Your task: Your answer must be the full listing below, repeated exactly.

Segment Start: Dataset excerpts

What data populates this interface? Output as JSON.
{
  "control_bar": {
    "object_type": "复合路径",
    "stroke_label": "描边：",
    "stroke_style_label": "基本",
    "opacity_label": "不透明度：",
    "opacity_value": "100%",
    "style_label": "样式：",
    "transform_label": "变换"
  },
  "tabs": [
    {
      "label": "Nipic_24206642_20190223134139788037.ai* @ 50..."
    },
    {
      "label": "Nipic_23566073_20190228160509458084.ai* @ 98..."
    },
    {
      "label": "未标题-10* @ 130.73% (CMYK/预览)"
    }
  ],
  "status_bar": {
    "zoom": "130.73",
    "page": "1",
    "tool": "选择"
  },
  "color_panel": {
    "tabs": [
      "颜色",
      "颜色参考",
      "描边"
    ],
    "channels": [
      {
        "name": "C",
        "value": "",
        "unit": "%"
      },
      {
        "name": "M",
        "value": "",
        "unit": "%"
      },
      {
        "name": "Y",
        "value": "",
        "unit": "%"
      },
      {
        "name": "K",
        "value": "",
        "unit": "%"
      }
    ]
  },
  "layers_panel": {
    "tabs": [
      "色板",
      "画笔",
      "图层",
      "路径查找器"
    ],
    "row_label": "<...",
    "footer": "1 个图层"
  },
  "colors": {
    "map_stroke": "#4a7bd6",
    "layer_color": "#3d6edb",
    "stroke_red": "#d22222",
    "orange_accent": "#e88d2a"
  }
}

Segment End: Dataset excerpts

Result:
What data populates this interface? Output as JSON.
{
  "control_bar": {
    "object_type": "复合路径",
    "stroke_label": "描边：",
    "stroke_style_label": "基本",
    "opacity_label": "不透明度：",
    "opacity_value": "100%",
    "style_label": "样式：",
    "transform_label": "变换"
  },
  "tabs": [
    {
      "label": "Nipic_24206642_20190223134139788037.ai* @ 50..."
    },
    {
      "label": "Nipic_23566073_20190228160509458084.ai* @ 98..."
    },
    {
      "label": "未标题-10* @ 130.73% (CMYK/预览)"
    }
  ],
  "status_bar": {
    "zoom": "130.73",
    "page": "1",
    "tool": "选择"
  },
  "color_panel": {
    "tabs": [
      "颜色",
      "颜色参考",
      "描边"
    ],
    "channels": [
      {
        "name": "C",
        "value": "",
        "unit": "%"
      },
      {
        "name": "M",
        "value": "",
        "unit": "%"
      },
      {
        "name": "Y",
        "value": "",
        "unit": "%"
      },
      {
        "name": "K",
        "value": "",
        "unit": "%"
      }
    ]
  },
  "layers_panel": {
    "tabs": [
      "色板",
      "画笔",
      "图层",
      "路径查找器"
    ],
    "row_label": "<...",
    "footer": "1 个图层"
  },
  "colors": {
    "map_stroke": "#4a7bd6",
    "layer_color": "#3d6edb",
    "stroke_red": "#d22222",
    "orange_accent": "#e88d2a"
  }
}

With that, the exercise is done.